→ **Problem**:
Copy, from the entries below, each line in which the string "Seal" appears.

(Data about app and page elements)
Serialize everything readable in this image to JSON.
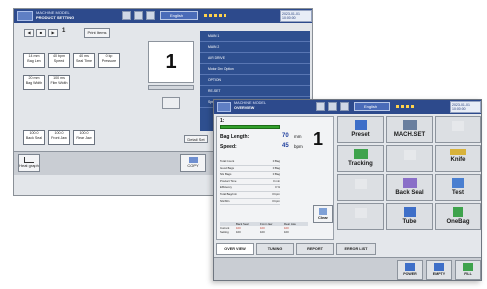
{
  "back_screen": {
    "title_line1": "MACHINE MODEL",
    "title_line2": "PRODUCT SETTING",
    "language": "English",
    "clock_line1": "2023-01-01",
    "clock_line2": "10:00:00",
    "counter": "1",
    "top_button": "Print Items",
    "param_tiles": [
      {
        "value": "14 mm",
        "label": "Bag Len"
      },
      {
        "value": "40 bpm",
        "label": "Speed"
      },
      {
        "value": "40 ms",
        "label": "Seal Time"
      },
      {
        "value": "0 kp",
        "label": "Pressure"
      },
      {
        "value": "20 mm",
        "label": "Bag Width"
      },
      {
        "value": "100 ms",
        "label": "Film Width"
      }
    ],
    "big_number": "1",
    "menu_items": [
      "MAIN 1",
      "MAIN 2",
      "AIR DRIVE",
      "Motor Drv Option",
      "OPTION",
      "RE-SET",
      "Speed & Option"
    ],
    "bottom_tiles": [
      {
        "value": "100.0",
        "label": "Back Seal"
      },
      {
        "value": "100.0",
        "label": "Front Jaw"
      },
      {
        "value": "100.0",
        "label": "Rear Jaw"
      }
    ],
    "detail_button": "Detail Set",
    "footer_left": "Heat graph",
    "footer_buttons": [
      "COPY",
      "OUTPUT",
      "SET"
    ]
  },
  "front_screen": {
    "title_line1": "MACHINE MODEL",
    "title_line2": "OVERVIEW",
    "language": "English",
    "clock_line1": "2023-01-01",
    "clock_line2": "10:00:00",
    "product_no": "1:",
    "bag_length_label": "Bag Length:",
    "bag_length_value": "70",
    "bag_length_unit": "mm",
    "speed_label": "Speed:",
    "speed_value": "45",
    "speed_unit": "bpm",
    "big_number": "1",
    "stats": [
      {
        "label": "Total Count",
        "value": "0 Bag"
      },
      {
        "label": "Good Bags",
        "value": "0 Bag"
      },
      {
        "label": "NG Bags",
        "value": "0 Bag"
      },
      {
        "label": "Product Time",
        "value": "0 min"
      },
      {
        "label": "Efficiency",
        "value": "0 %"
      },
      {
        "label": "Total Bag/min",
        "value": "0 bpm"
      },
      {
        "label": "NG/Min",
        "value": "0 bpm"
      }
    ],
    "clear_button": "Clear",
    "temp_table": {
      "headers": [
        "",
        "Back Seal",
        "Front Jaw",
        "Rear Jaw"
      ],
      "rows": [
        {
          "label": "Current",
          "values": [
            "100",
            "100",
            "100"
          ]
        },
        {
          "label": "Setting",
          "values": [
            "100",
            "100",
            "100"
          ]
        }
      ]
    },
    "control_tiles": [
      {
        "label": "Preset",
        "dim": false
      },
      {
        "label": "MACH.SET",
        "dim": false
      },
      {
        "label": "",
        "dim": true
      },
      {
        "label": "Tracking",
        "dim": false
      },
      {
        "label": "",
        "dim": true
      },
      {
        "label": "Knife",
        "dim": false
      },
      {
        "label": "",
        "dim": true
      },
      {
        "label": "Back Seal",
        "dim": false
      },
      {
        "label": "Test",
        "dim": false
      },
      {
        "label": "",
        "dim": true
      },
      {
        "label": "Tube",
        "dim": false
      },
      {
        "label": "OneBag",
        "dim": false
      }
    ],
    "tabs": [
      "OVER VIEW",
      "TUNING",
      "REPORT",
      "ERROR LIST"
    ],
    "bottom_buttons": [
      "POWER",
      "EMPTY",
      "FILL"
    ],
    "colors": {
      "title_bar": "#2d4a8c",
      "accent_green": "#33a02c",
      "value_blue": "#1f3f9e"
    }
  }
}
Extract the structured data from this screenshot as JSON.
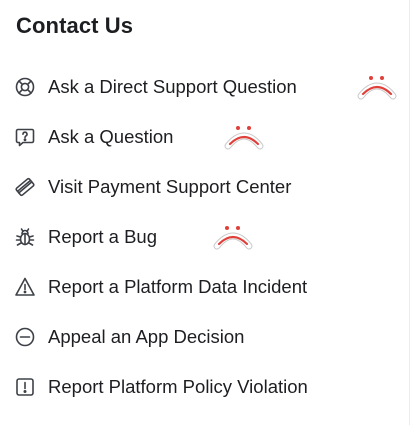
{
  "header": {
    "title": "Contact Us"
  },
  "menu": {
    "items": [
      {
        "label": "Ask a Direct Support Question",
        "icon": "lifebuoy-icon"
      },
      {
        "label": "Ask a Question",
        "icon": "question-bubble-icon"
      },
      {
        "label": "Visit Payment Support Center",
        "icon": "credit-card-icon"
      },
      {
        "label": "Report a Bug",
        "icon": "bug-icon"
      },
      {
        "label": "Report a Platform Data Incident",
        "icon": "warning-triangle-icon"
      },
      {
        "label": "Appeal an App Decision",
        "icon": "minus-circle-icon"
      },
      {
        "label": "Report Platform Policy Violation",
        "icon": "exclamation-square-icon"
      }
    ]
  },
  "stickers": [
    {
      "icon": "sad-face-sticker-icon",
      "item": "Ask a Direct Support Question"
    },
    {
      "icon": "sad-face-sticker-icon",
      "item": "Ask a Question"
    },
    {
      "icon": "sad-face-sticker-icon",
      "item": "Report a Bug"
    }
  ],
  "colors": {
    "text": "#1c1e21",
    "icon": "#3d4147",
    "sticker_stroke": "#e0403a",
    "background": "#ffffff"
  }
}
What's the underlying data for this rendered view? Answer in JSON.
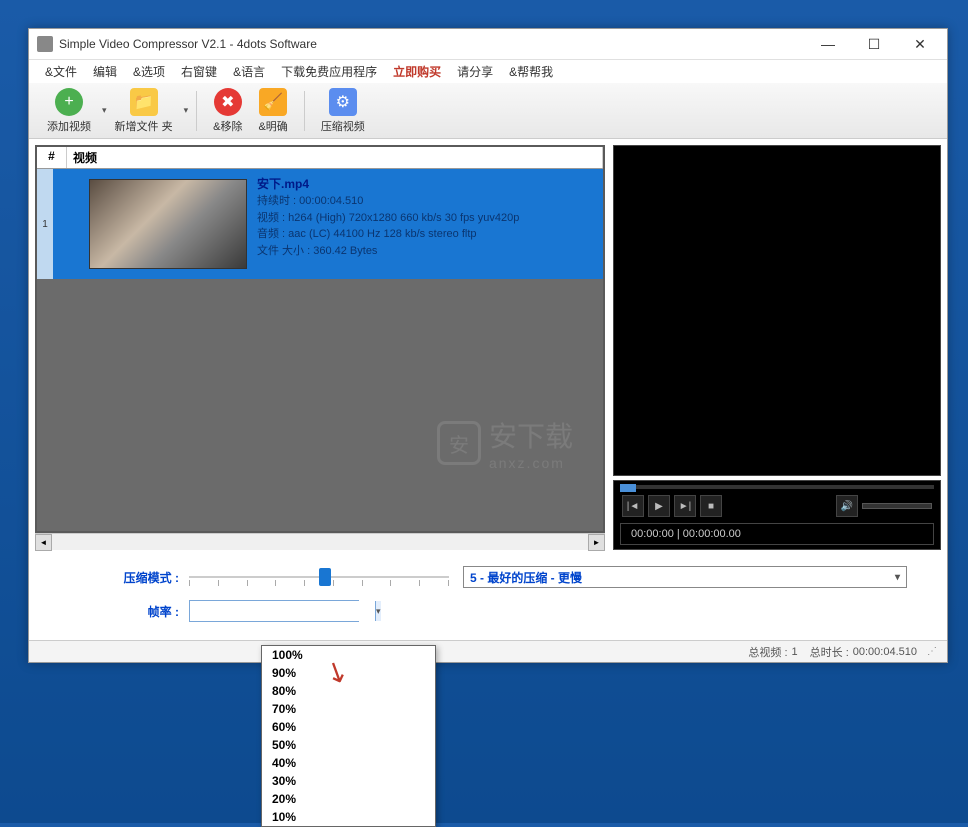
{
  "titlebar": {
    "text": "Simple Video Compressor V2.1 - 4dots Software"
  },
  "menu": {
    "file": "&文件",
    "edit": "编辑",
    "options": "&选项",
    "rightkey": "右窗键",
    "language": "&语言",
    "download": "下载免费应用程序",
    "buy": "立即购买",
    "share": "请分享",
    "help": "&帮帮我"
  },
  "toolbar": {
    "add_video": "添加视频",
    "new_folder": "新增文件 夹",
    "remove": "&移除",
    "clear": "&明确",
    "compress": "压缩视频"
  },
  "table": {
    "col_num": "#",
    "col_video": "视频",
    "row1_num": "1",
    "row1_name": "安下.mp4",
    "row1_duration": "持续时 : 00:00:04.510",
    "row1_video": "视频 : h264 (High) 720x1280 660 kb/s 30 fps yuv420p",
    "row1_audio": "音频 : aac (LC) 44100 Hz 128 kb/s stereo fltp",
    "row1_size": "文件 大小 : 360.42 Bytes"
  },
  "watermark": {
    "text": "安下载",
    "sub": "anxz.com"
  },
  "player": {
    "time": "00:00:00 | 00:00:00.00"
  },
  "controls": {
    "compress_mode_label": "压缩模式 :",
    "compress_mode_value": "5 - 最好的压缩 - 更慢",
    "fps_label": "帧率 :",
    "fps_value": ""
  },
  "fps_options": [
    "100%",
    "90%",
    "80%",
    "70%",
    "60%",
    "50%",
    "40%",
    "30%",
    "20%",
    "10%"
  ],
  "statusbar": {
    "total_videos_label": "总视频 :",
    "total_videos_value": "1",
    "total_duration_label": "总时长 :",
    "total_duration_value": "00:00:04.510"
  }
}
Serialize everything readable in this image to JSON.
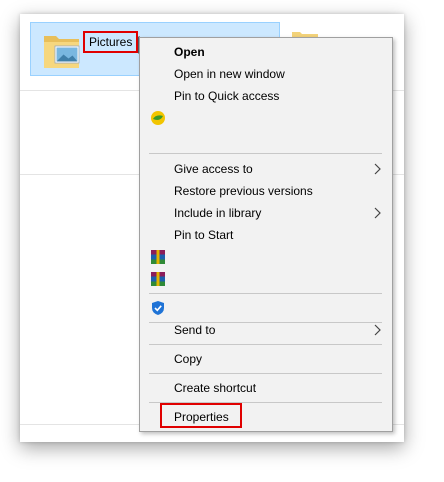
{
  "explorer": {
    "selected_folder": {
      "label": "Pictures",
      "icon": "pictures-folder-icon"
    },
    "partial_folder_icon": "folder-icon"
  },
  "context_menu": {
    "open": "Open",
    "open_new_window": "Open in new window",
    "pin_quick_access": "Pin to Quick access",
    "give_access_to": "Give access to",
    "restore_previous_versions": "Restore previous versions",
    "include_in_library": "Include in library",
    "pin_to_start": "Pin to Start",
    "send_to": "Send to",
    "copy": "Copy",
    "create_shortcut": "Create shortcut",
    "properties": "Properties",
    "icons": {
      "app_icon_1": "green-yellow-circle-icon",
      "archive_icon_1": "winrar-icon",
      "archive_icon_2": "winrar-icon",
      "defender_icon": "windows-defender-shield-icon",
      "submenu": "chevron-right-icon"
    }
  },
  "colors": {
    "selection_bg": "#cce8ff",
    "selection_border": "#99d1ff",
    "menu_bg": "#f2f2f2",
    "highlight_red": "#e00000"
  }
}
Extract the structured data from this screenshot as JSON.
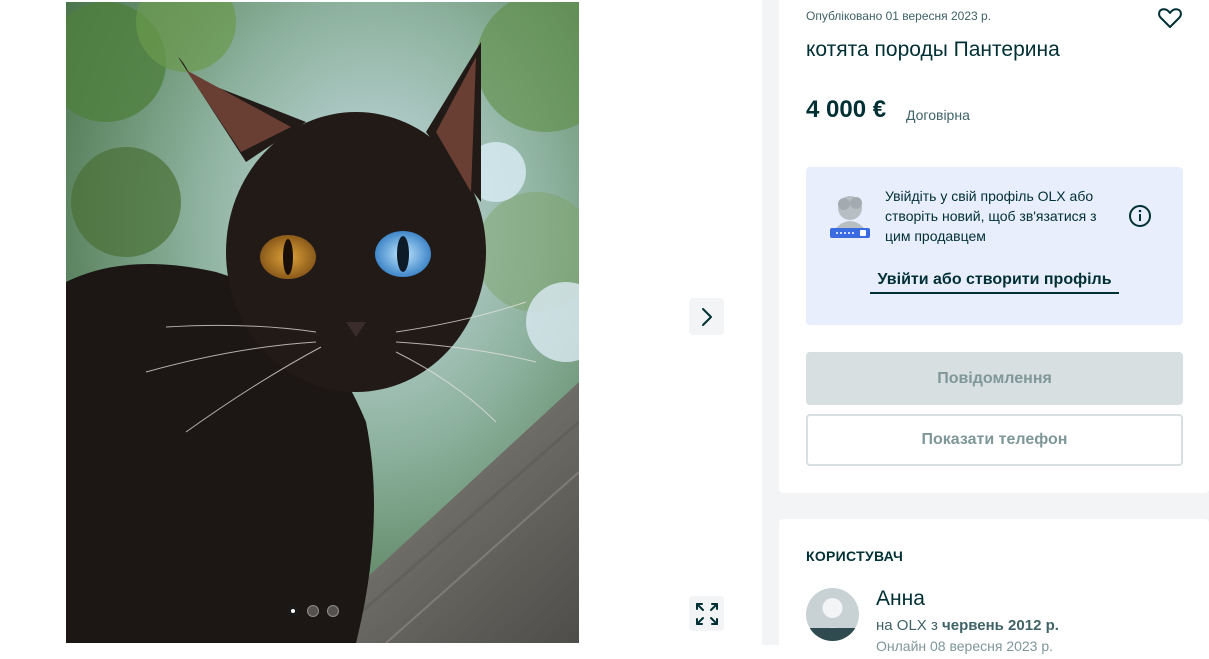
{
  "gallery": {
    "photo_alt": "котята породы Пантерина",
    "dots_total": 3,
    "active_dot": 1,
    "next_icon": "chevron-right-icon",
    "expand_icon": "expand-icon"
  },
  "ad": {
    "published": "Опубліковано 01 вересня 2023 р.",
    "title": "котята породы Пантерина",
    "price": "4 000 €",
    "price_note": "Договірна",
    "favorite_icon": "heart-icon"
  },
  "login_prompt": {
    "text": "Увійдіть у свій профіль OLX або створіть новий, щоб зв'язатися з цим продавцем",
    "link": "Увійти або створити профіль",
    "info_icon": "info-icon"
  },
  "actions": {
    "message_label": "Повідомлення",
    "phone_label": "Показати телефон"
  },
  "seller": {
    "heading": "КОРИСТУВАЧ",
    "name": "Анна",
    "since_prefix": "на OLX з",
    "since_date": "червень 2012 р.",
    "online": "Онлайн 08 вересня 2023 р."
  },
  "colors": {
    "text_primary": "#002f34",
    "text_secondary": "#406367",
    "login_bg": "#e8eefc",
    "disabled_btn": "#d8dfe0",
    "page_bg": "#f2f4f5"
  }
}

→ **Written solution**:
        "label": "Seal Time"
        "label": "Back Seal"
        "Back Seal",
        "label": "Back Seal",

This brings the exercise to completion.